Jeff, Elias, Please Clarify (was Re: [SPORK] Something I REALLY want John Hall to Try To Understand)

Jeff Bone jbone@deepfile.com
Wed, 26 Mar 2003 21:02:47 -0600


A couple of other points...

On Wednesday, Mar 26, 2003, at 17:33 US/Central, S. Alexander Jacobson 
wrote:

1-3 all seem so nonsensical to me that I hope they're only strawmen.

> 4. US Control of Iraq makes the US weaker
> You are simply making the argument that US
> national self-interest is not served by this
> action.  If you make this argument, you would have
> to swear-off complaints that e.g. this is all
> about oil because obviously it is in the US
> national self-interest to control oil.

While I do believe that US control of Iraq makes the US, in net, weaker 
--- I must point out that it's not necessarily the case that "in the US 
national self-interest to control oil" is only true if the benefits of 
such control outweigh the costs of gaining such control.

> 5. Inviting terrorism
> You believe that the this action increases
> the risk of terrorism more than it benefits the US
> to be rid of this particular enemy and be in
> control of Iraq's oil, to have troops on the
> borders of Syria, Saudi Arabia, and Iran, and to
> set a precedent that the US can and will terminate
> states that support terrorism.

Since terrorism, by definition, does not *stem* from state action but 
at best can only be *supported* by it, I'm not sure that terminating 
states that (dubiously, inconsistently, etc.) "support" terrorism is an 
effective deterrent against terrorism.  At best it eliminates some 
kinds of support, but most support for terrorism doesn't seem to come 
from states.  Increasing authority almost always causes 
anti-authoritarian actions to become more extreme, more violent, and 
more damaging.  It's a really dangerous kind of forced selection 
function...

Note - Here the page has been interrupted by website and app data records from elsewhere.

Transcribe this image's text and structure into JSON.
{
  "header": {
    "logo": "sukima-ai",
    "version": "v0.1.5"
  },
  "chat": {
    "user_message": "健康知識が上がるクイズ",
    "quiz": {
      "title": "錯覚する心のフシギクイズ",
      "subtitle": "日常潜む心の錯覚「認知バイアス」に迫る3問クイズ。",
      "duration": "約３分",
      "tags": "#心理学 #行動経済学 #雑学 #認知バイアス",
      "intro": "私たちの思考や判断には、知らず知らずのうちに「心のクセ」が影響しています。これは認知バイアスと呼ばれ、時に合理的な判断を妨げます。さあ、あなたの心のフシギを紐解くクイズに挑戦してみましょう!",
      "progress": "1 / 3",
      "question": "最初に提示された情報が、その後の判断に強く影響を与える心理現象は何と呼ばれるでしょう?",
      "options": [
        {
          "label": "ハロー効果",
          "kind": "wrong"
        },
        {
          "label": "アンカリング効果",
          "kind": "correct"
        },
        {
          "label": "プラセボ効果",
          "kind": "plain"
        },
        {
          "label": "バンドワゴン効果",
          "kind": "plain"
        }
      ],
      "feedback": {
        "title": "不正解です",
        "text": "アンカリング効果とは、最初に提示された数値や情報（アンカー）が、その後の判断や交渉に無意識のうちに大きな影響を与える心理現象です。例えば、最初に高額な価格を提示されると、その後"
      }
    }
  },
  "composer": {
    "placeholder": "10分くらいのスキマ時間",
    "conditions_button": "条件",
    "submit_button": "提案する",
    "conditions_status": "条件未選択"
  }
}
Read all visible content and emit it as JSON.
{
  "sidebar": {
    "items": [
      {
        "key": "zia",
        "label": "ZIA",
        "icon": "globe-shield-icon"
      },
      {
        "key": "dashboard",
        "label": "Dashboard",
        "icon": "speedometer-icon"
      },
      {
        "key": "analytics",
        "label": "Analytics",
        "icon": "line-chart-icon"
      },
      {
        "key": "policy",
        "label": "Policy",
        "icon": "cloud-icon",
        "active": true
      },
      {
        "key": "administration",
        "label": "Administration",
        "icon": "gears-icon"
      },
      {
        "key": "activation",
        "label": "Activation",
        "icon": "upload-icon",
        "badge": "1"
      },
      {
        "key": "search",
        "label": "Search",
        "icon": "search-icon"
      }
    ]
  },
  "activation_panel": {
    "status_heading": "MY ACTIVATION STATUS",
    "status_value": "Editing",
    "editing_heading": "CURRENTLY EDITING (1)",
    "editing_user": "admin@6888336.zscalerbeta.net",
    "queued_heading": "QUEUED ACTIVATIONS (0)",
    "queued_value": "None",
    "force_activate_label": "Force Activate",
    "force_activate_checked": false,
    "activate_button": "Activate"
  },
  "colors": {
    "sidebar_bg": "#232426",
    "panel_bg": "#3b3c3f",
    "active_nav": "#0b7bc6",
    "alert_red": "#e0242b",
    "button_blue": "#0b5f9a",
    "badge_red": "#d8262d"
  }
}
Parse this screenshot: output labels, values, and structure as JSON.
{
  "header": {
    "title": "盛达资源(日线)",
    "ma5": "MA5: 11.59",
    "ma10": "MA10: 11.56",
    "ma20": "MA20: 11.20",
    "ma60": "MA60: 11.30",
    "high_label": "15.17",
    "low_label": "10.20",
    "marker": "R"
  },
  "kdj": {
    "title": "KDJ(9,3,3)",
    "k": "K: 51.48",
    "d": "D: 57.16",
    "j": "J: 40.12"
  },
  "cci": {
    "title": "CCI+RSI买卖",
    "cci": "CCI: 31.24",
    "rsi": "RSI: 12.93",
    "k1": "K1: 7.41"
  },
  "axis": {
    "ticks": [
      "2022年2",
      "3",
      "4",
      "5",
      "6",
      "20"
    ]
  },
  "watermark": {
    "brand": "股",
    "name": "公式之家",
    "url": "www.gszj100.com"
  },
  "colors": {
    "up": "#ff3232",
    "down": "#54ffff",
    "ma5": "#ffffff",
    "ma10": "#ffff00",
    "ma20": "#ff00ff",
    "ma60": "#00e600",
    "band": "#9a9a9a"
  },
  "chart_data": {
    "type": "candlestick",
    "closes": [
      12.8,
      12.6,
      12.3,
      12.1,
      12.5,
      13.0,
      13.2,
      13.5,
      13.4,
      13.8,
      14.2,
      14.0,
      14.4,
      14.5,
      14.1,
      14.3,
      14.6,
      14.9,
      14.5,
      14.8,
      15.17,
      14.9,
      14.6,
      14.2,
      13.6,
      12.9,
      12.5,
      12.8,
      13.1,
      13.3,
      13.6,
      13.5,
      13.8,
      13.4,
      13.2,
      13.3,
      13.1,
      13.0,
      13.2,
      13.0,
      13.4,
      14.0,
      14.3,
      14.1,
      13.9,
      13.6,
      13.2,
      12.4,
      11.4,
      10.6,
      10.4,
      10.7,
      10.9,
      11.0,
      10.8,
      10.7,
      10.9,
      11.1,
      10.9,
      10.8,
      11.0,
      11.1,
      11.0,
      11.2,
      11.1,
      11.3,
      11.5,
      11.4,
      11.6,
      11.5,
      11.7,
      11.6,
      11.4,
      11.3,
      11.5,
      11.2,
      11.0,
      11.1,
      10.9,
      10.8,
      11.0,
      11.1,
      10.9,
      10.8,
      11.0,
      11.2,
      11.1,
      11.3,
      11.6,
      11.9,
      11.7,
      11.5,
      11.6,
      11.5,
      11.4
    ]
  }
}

> 6. Breakdown of "international law"
> You believe that someone is going to invade
> someone else somewhere and justify it on the same
> principle that the US used to eliminate Saddam,
> that they would not have invaded otherwise, and
> that such action will hurt the US more than
> control of Iraq helps it.

Basically, yes.  I think there are many negative consequences of 6, and 
all of those add up to "more cost than benefit."

> * I am ignoring the question of what
> "international community" means and whether e.g.
> all of Europe except 4 countries and, I think, the
> majority of its populations, GNP, and military
> force, counts as e.g the "support of Europe".

Point of clarification:  I'm actually more concerned with the general 
global public reaction than the particular reaction in the UN, etc.  
The main problem with the diplomatic disaster in the UN is that, like 
America, most people are unduly influenced (in some direction or other) 
in their opinions by the official "position" of their country on any 
given issue.  Hence the failure of diplomacy feeds and is magnified by 
the positions adopted by their country.  That in turn reinforces the 
national position --- etc. etc.  Virtuous or vicious cycle.

jb